(Excerpts from an interface dataset)
====================

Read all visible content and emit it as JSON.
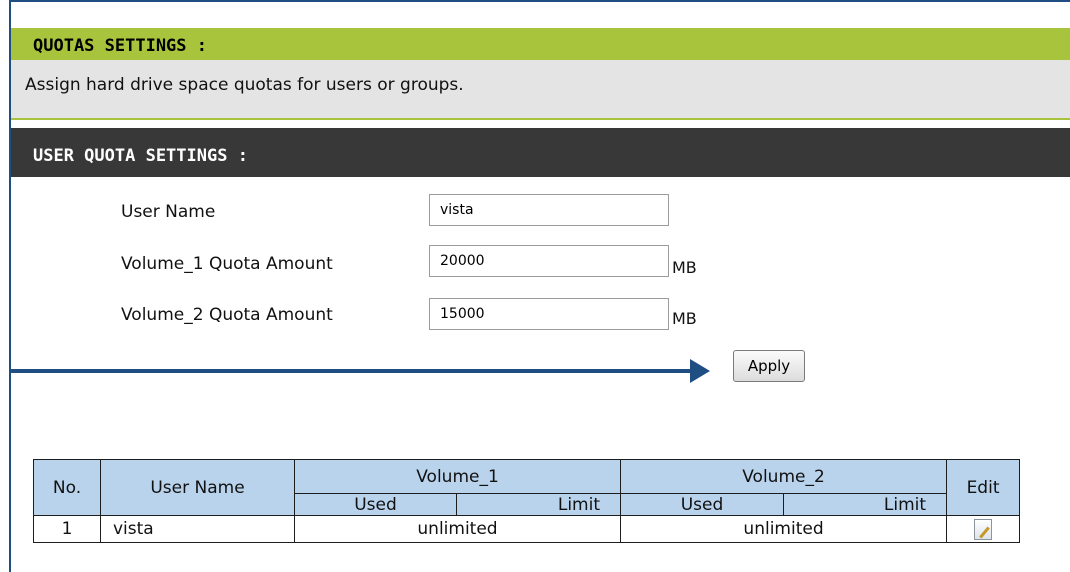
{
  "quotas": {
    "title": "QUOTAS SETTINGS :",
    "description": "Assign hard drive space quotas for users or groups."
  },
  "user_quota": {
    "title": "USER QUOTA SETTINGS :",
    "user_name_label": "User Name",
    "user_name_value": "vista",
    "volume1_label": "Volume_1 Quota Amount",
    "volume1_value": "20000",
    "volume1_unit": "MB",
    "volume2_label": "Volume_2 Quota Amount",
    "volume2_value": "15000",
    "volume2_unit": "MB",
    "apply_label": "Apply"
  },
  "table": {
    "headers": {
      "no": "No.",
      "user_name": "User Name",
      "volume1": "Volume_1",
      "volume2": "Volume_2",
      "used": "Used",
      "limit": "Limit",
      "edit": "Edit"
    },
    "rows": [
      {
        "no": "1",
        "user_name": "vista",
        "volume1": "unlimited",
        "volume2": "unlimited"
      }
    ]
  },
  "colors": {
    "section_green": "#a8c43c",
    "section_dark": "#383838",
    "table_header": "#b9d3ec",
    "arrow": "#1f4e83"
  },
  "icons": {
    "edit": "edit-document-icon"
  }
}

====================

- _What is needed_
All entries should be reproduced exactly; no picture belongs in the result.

- _Result of this exercise_
Read all visible content and emit it as JSON.
{
  "quotas": {
    "title": "QUOTAS SETTINGS :",
    "description": "Assign hard drive space quotas for users or groups."
  },
  "user_quota": {
    "title": "USER QUOTA SETTINGS :",
    "user_name_label": "User Name",
    "user_name_value": "vista",
    "volume1_label": "Volume_1 Quota Amount",
    "volume1_value": "20000",
    "volume1_unit": "MB",
    "volume2_label": "Volume_2 Quota Amount",
    "volume2_value": "15000",
    "volume2_unit": "MB",
    "apply_label": "Apply"
  },
  "table": {
    "headers": {
      "no": "No.",
      "user_name": "User Name",
      "volume1": "Volume_1",
      "volume2": "Volume_2",
      "used": "Used",
      "limit": "Limit",
      "edit": "Edit"
    },
    "rows": [
      {
        "no": "1",
        "user_name": "vista",
        "volume1": "unlimited",
        "volume2": "unlimited"
      }
    ]
  },
  "colors": {
    "section_green": "#a8c43c",
    "section_dark": "#383838",
    "table_header": "#b9d3ec",
    "arrow": "#1f4e83"
  },
  "icons": {
    "edit": "edit-document-icon"
  }
}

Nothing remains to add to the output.